(i) targets for diversion of site waste to landfill'.
This quick amendment is designed to test whether the Government intend to do what it proposes anyway. If so, perhaps the Minister will tell us. The issue is whether the site waste management plans will contain targets for the diversion of site waste to landfill. It is a serious issue, especially in relation to the construction of houses, given that for every 15 new houses built, an entire house goes to landfill because of the waste that results. We want a considerable reduction in the amount going to landfill, and it would be helpful to set targets for such a reduction. I am sure that the Minister will say that it is not appropriate for that to be in the Bill, and I have sympathy with that view, but the amendment gives him an opportunity to say how the Government intend to drive down the percentage of site waste that goes to landfill, and what targets they intend to set.
I have some sympathy with the hon. Gentleman's position. He will be aware that the framework of waste management has already brought about a big change and that there is now a financial incentive—with the regulatory framework and the fiscal incentives in relation to landfill tax—for developers to recycle building waste. A value is beginning to be attached to it. I have noticed that many waste companies have invested in grading machinery for separating the different categories of construction waste so that it can be re-used.
I think that there is a role for targets. The hon. Gentleman pre-empted what I was going to say: I am not sure that it is appropriate to put that role in primary legislation. We are working on the sustainable buildings code, for example, within which there is a target for homes built under the code to contain 10 per cent. of recycled materials. It is not quite relevant to what he was saying, but that is one way in which targets can be used.
Further details about the preparation and content of plans will be a matter for regulations, which will be brought before the House in due course. They will cover such matters as the application of the provision, what matters plans should cover, and how they should be constructed. I am not altogether sure that it would be appropriate to include targets in that material either, but I am willing to give some thought to it in preparing the regulations.
I have one question about red tape, about which I hope all hon. Members on either side of the party divide are concerned. I am mindful of the fact that one would not normally want too much detail about the length and type of regulations that will dictate how site waste management plans should be produced. I do not expect the issue to be dealt with in the Bill, but it would nevertheless be useful if the Minister could share some of his thinking about paragraphs 171 and 172 of the explanatory notes.
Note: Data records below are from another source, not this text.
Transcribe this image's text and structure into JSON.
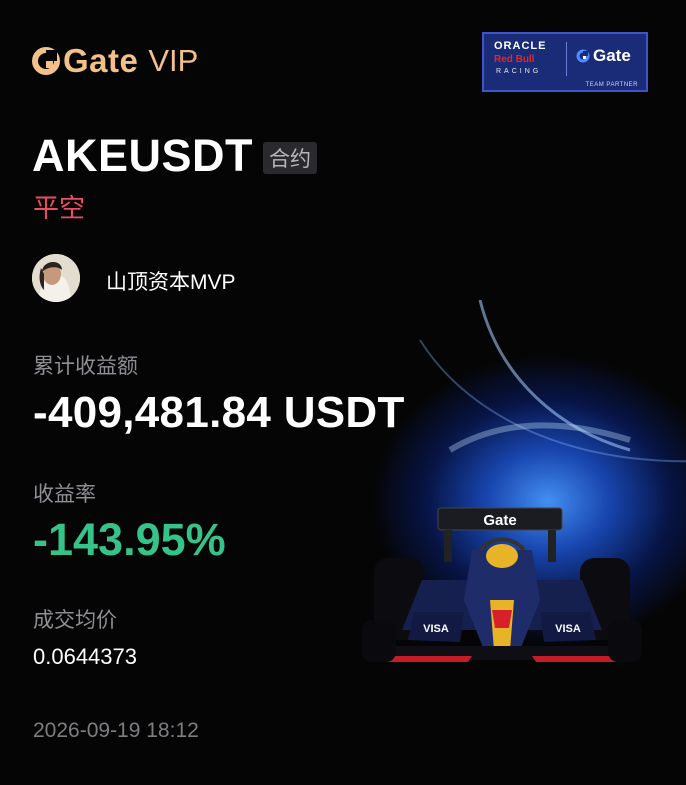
{
  "brand": {
    "name": "Gate",
    "tier": "VIP",
    "accent_color": "#f3c08a"
  },
  "partner_badge": {
    "line1": "ORACLE",
    "line2": "Red Bull",
    "line3": "RACING",
    "partner_name": "Gate",
    "caption": "TEAM PARTNER"
  },
  "position": {
    "symbol": "AKEUSDT",
    "contract_tag": "合约",
    "side": "平空",
    "side_color": "#ea4d66"
  },
  "user": {
    "name": "山顶资本MVP",
    "avatar_icon": "user-avatar"
  },
  "stats": {
    "pnl_label": "累计收益额",
    "pnl_value": "-409,481.84 USDT",
    "rate_label": "收益率",
    "rate_value": "-143.95%",
    "rate_color": "#35c38a",
    "avg_label": "成交均价",
    "avg_value": "0.0644373"
  },
  "timestamp": "2026-09-19 18:12",
  "car_art": {
    "wing_text": "Gate",
    "sidepod_text": "VISA"
  }
}
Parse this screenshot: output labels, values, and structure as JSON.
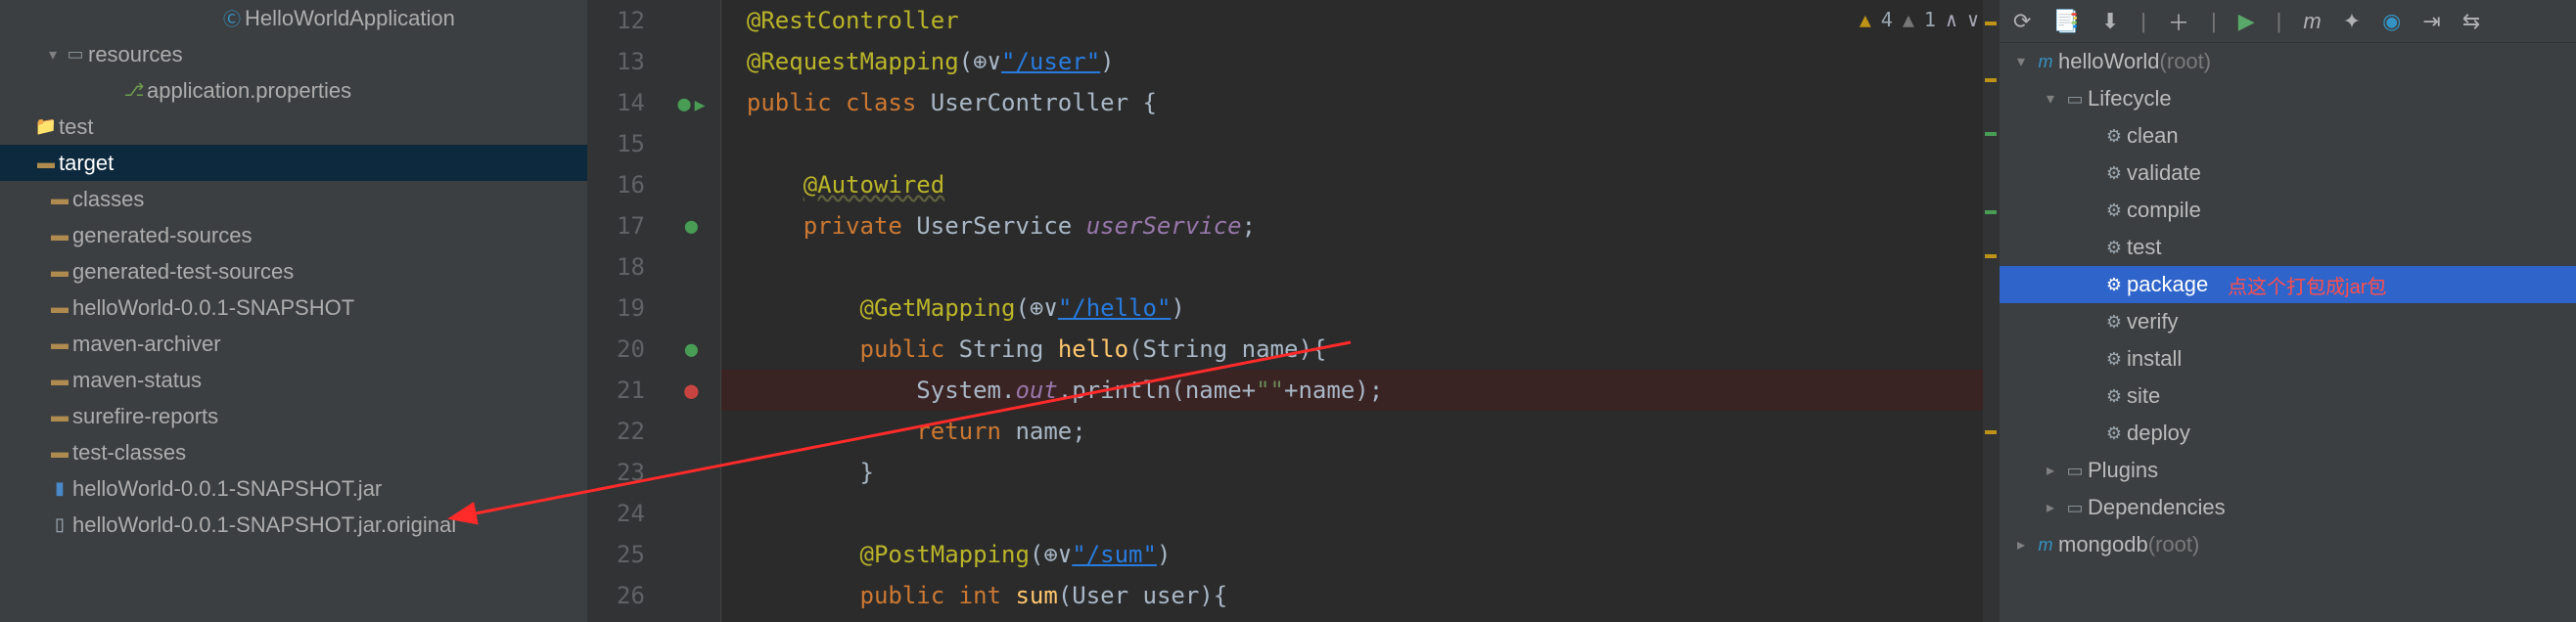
{
  "project_tree": {
    "items": [
      {
        "indent": 190,
        "chev": "",
        "icon": "class",
        "label": "HelloWorldApplication"
      },
      {
        "indent": 30,
        "chev": "▾",
        "icon": "folder-res",
        "label": "resources"
      },
      {
        "indent": 90,
        "chev": "",
        "icon": "leaf",
        "label": "application.properties"
      },
      {
        "indent": 0,
        "chev": "",
        "icon": "folder",
        "label": "test"
      },
      {
        "indent": 0,
        "chev": "",
        "icon": "folder-src",
        "label": "target",
        "selected": true
      },
      {
        "indent": 14,
        "chev": "",
        "icon": "folder-src",
        "label": "classes"
      },
      {
        "indent": 14,
        "chev": "",
        "icon": "folder-src",
        "label": "generated-sources"
      },
      {
        "indent": 14,
        "chev": "",
        "icon": "folder-src",
        "label": "generated-test-sources"
      },
      {
        "indent": 14,
        "chev": "",
        "icon": "folder-src",
        "label": "helloWorld-0.0.1-SNAPSHOT"
      },
      {
        "indent": 14,
        "chev": "",
        "icon": "folder-src",
        "label": "maven-archiver"
      },
      {
        "indent": 14,
        "chev": "",
        "icon": "folder-src",
        "label": "maven-status"
      },
      {
        "indent": 14,
        "chev": "",
        "icon": "folder-src",
        "label": "surefire-reports"
      },
      {
        "indent": 14,
        "chev": "",
        "icon": "folder-src",
        "label": "test-classes"
      },
      {
        "indent": 14,
        "chev": "",
        "icon": "jar",
        "label": "helloWorld-0.0.1-SNAPSHOT.jar"
      },
      {
        "indent": 14,
        "chev": "",
        "icon": "file",
        "label": "helloWorld-0.0.1-SNAPSHOT.jar.original"
      }
    ]
  },
  "editor": {
    "inspections": {
      "warn_count": "4",
      "weak_count": "1"
    },
    "lines": [
      {
        "n": 12,
        "mark": "",
        "html": "<span class='tok-ann'>@RestController</span>"
      },
      {
        "n": 13,
        "mark": "",
        "html": "<span class='tok-ann'>@RequestMapping</span>(<span class='tok-sym'>⊕∨</span><span class='tok-strlink'>\"/user\"</span>)"
      },
      {
        "n": 14,
        "mark": "run",
        "html": "<span class='tok-kw'>public class </span><span class='tok-sym'>UserController {</span>"
      },
      {
        "n": 15,
        "mark": "",
        "html": ""
      },
      {
        "n": 16,
        "mark": "",
        "html": "    <span class='tok-auto'>@Autowired</span>"
      },
      {
        "n": 17,
        "mark": "green",
        "html": "    <span class='tok-kw'>private </span><span class='tok-sym'>UserService </span><span class='tok-field'>userService</span><span class='tok-sym'>;</span>"
      },
      {
        "n": 18,
        "mark": "",
        "html": ""
      },
      {
        "n": 19,
        "mark": "",
        "html": "        <span class='tok-ann'>@GetMapping</span>(<span class='tok-sym'>⊕∨</span><span class='tok-strlink'>\"/hello\"</span>)"
      },
      {
        "n": 20,
        "mark": "green",
        "html": "        <span class='tok-kw'>public </span><span class='tok-sym'>String </span><span class='tok-method'>hello</span><span class='tok-sym'>(String name){</span>"
      },
      {
        "n": 21,
        "mark": "bp",
        "hl": true,
        "html": "            <span class='tok-sym'>System.</span><span class='tok-static'>out</span><span class='tok-sym'>.println(name+</span><span class='tok-str'>\"\"</span><span class='tok-sym'>+name);</span>"
      },
      {
        "n": 22,
        "mark": "",
        "html": "            <span class='tok-kw'>return </span><span class='tok-sym'>name;</span>"
      },
      {
        "n": 23,
        "mark": "",
        "html": "        <span class='tok-sym'>}</span>"
      },
      {
        "n": 24,
        "mark": "",
        "html": ""
      },
      {
        "n": 25,
        "mark": "",
        "html": "        <span class='tok-ann'>@PostMapping</span>(<span class='tok-sym'>⊕∨</span><span class='tok-strlink'>\"/sum\"</span>)"
      },
      {
        "n": 26,
        "mark": "",
        "html": "        <span class='tok-kw'>public int </span><span class='tok-method'>sum</span><span class='tok-sym'>(User user){</span>"
      }
    ]
  },
  "maven": {
    "root": {
      "name": "helloWorld",
      "hint": "(root)"
    },
    "lifecycle_label": "Lifecycle",
    "goals": [
      "clean",
      "validate",
      "compile",
      "test",
      "package",
      "verify",
      "install",
      "site",
      "deploy"
    ],
    "selected_goal": "package",
    "annotation_text": "点这个打包成jar包",
    "plugins_label": "Plugins",
    "deps_label": "Dependencies",
    "second_root": {
      "name": "mongodb",
      "hint": "(root)"
    }
  }
}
Small businesses play a large role in the vibrancy of wealth creation, certainly in my constituency. People running small businesses—and, incidentally, there are a lot of building and contracting small businesses in my area—consistently tell me that the amount of time that they spend on paperwork and form-filling that they consider unnecessary is time not spent on creating jobs, employing people and growing their business.
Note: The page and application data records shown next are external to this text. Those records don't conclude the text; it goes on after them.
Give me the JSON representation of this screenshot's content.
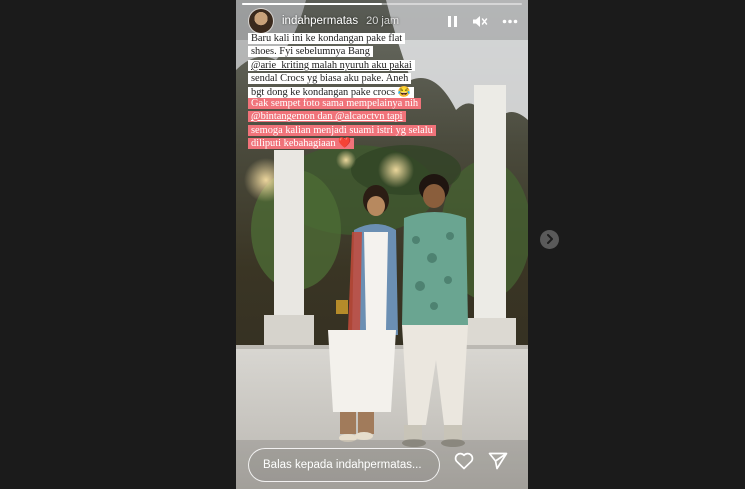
{
  "story": {
    "username": "indahpermatas",
    "time_ago": "20 jam",
    "progress_fraction": 0.5
  },
  "caption_top": {
    "lines": [
      "Baru kali ini ke kondangan pake flat",
      "shoes. Fyi sebelumnya Bang",
      "@arie_kriting malah nyuruh aku pakai",
      "sendal Crocs yg biasa aku pake. Aneh",
      "bgt dong ke kondangan pake crocs 😂"
    ]
  },
  "caption_bottom": {
    "lines": [
      "Gak sempet foto sama mempelainya nih",
      "@bintangemon dan @alcaoctvn tapi",
      "semoga kalian menjadi suami istri yg selalu",
      "diliputi kebahagiaan ❤️"
    ]
  },
  "reply": {
    "placeholder": "Balas kepada indahpermatas..."
  },
  "icons": {
    "pause": "pause-icon",
    "mute": "mute-icon",
    "more": "more-icon",
    "like": "heart-icon",
    "send": "send-icon",
    "next": "chevron-right-icon"
  }
}
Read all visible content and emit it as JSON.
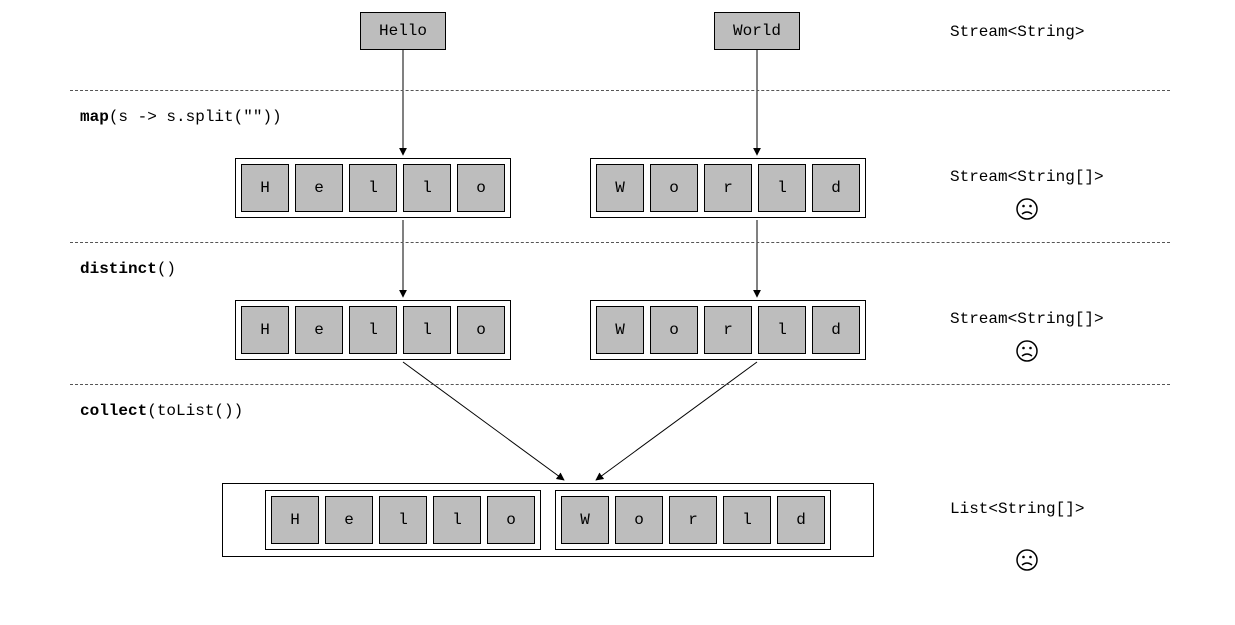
{
  "input": {
    "left": "Hello",
    "right": "World"
  },
  "stages": [
    {
      "op_bold": "map",
      "op_rest": "(s -> s.split(\"\"))",
      "type": "Stream<String[]>",
      "frown": true,
      "left": [
        "H",
        "e",
        "l",
        "l",
        "o"
      ],
      "right": [
        "W",
        "o",
        "r",
        "l",
        "d"
      ]
    },
    {
      "op_bold": "distinct",
      "op_rest": "()",
      "type": "Stream<String[]>",
      "frown": true,
      "left": [
        "H",
        "e",
        "l",
        "l",
        "o"
      ],
      "right": [
        "W",
        "o",
        "r",
        "l",
        "d"
      ]
    },
    {
      "op_bold": "collect",
      "op_rest": "(toList())",
      "type": "List<String[]>",
      "frown": true,
      "left": [
        "H",
        "e",
        "l",
        "l",
        "o"
      ],
      "right": [
        "W",
        "o",
        "r",
        "l",
        "d"
      ]
    }
  ],
  "header_type": "Stream<String>"
}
A phrase in paragraph 172 of the explanatory notes really does require explanation by way of an example. It states that the regulations that will arise from the clause
''may be restricted to projects over a specified value''.
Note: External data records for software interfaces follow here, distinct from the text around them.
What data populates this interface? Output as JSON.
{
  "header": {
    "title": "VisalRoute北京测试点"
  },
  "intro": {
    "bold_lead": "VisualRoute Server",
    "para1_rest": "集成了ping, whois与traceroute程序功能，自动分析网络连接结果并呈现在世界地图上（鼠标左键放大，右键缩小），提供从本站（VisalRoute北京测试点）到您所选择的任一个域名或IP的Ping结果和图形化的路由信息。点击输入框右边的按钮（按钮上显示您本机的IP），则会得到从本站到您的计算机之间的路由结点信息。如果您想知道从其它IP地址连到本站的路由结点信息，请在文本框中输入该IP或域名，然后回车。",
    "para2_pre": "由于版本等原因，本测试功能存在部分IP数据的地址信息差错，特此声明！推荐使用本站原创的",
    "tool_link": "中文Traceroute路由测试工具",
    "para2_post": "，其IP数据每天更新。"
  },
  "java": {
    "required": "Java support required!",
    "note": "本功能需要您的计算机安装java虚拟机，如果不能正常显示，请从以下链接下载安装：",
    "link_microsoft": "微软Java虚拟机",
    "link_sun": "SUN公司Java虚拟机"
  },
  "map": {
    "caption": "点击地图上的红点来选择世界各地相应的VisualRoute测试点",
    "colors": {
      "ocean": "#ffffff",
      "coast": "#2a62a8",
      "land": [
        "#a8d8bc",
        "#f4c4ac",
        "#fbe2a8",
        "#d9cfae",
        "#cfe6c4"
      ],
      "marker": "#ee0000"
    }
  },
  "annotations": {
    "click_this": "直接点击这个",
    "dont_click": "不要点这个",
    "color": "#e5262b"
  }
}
That is music to my ears, because it prefigures some caveat or exemption for small businesses. Will the Minister suggest the specified value below which the regulations would not apply?
The regulations seem rather detailed, because they may specify when the plans must be prepared, the contents of such plans, the enforcement regulations, the offences and penalties that may apply and the possibility for discharge of liability for an offence by payment of a fixed penalty. Alarm bells ring when one sees a description of what may be included in a site management plan, because of the tendency of officials at local and national level to gold-plate regulations.
We should have a better understanding as to whether small businesses will be protected and what specified value officials have in mind. They must have something in mind, otherwise they would not have used the phrase ''over a specified value'' in the explanatory notes. Will the Minister assure me that the reference will, in due course, protect small businesses, and if so, what size of small business?
As the departmental Minister, will he also assure us that he will do what he can to ensure that the regulations, which will bring into life site waste management plans, will not be another example of useless red tape and will be only as long as is absolutely necessary? They should not be so long as to incommode small business men and women who want nothing more than to run and expand their businesses in Britain and employ more people?
I assure the hon. Gentleman that the intention of the provisions is not to tangle up small projects in a great deal of red tape or bureaucracy. We will not expect people who are building extensions to their homes or garages to produce a site plan, because that would be excessive. He is right that we need to think about the arrangements to deal with the ''specified value'' to which reference was made. That requires consideration, which is why that is best done through regulations. Values of land will vary in different parts of the country, and the type of land will vary, for example contaminated land will require particular management plans. That variation can be covered by the powers in the Bill to set the arrangements for managing and disposing of waste created in the course of a project.
It is true that there is an element of regulation, and no companies like regulation. However, companies often point out to me—they made a powerful case and I have a great deal of sympathy with it—that good companies take regulations seriously. There is a cost involved in applying standards, whether they be health and safety, environmental or these new standards. Other companies undercut good companies because they bend the rules, cut corners and do not apply standards. We should not tolerate that, because it is bad not only for environmental standards, but for fair competition.
We understand the perfectly reasonable points that the hon. Gentleman makes. That is why the regulations will follow and will be scrutinised. We will consult with those to whom the regulations are relevant. The regulations will also be subject to a regulatory impact assessment, so that people can see clearly who is involved, who they apply to and what the implications are. I do not disagree with the hon. Gentleman's points, but I assure him that they will be dealt with in the regulations that will follow.
Question put and agreed to.
Clause 54 ordered to stand part of the Bill.